The idea calls for the harnessing of all our intellectual and other energies (artistic etc.) around a national table to place our nation at the center, and focus our attention on its amelioration through national reconciliation and reconstruction. The idea as such calls for a halt at least for the next ten years to all party politics and the setting up of a plural leadership structure, grounded in the belief that no single political party or “leader” is capable of achieving national reconciliation and reconstruction in the short-run (ten years) 2007-2017—a post-conflict phase. Furthermore, a national dialogue with the aim given fashioning a governing body for ten years with built-in monitoring, accountable and transparency mechanisms would not only identify priorities and resources to achieve them but would have benchmarks that have to be satisfied with a clearly articulated and reasonable timeline. I am fully convinced that such a national dialogue would bring about a clear and shared vision as to how Sierra Leone could position itself in the global economy by identifying products that would be its signature contribution to the development of the region, the continent and the global economy, leading to a self-sustaining economy and an improved quality of life for all citizens. As it stands, we have no such vision and have not identified any finished product(s) that would distinguish us among nations in the region and indeed the world.

In conclusion, what is articulated above is an IDEA: Halt party politics and electioneering campaigns for ten years; initiate and convene a national dialogue with the objective of fashioning a nationally shared vision for a post-conflict state in need of national reconciliation and reconstruction, with concomitant identification of national priorities and resource generation for implementation; think in terms of a plural leadership structure rather than a one-man leader, single party “majority” and an “official opposition party or parties” model; harness all intellectual and other energies (artistic etc.) around a national table and formulate criteria for leadership and service to the nation; aim to convene the national dialogue no later than March, 2007 for a month-long duration.

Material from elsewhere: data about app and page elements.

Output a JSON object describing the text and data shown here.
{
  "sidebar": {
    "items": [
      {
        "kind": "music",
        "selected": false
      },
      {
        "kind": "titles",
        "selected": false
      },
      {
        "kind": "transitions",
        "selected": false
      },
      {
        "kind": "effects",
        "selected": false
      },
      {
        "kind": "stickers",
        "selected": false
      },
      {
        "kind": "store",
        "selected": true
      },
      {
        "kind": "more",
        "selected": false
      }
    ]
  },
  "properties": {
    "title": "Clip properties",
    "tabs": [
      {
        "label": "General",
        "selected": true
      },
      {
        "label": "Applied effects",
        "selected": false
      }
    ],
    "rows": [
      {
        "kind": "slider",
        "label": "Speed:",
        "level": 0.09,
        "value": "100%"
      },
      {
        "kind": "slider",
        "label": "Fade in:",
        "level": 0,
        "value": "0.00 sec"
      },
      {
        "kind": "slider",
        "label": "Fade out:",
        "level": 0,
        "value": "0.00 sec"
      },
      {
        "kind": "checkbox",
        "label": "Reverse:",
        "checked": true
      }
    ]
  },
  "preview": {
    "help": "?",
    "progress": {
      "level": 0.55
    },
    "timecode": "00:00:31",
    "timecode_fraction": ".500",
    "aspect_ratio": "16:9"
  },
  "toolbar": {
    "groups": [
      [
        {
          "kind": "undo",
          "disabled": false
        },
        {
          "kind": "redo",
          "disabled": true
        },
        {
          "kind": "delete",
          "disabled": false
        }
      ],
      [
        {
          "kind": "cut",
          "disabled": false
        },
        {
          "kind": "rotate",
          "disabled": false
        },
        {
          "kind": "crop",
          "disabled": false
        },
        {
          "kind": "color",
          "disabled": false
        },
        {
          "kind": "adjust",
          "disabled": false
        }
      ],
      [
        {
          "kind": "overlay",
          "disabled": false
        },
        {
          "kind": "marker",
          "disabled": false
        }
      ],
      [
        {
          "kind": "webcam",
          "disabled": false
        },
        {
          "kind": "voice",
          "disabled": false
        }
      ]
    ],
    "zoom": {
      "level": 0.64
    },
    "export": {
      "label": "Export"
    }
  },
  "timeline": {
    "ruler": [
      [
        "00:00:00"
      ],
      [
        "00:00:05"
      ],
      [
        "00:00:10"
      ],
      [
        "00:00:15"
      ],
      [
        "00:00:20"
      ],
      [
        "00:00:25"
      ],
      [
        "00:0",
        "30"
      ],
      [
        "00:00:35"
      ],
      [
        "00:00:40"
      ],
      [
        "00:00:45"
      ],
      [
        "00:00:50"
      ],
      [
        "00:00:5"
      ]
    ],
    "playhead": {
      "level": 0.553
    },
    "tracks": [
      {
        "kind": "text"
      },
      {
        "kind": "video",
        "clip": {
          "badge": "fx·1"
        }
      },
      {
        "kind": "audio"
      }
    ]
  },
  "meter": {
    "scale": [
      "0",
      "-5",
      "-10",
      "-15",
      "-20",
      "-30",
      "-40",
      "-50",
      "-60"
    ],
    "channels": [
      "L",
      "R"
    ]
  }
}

Every Sierra Leonean has a role to play in the reconstruction of our nation.

The details required for such an idea to be fully fashioned could only be determined through reasoned and civil discourse. Those interested in the idea are encouraged to contact me directly or engage in public discussion on the idea if interested. I am open to discussing suggestions, contrary views, and the extant model, and of most significance, where and how we wish to see our motherland in 2017. I wish our dear motherland a happy and peaceful forty-fifth anniversary with optimism for commitment to, and love of nation to be over and above love of self and “political party.” God bless our beloved country!

Editor’s Note: This article was culled from Leonenet @ Tamu.  During the 45thSierra Leone Independence Anniversary, Professor Cecil Blake, a scholar, and frequent Listserv contributor make a cogent case for Sierra Leone governance.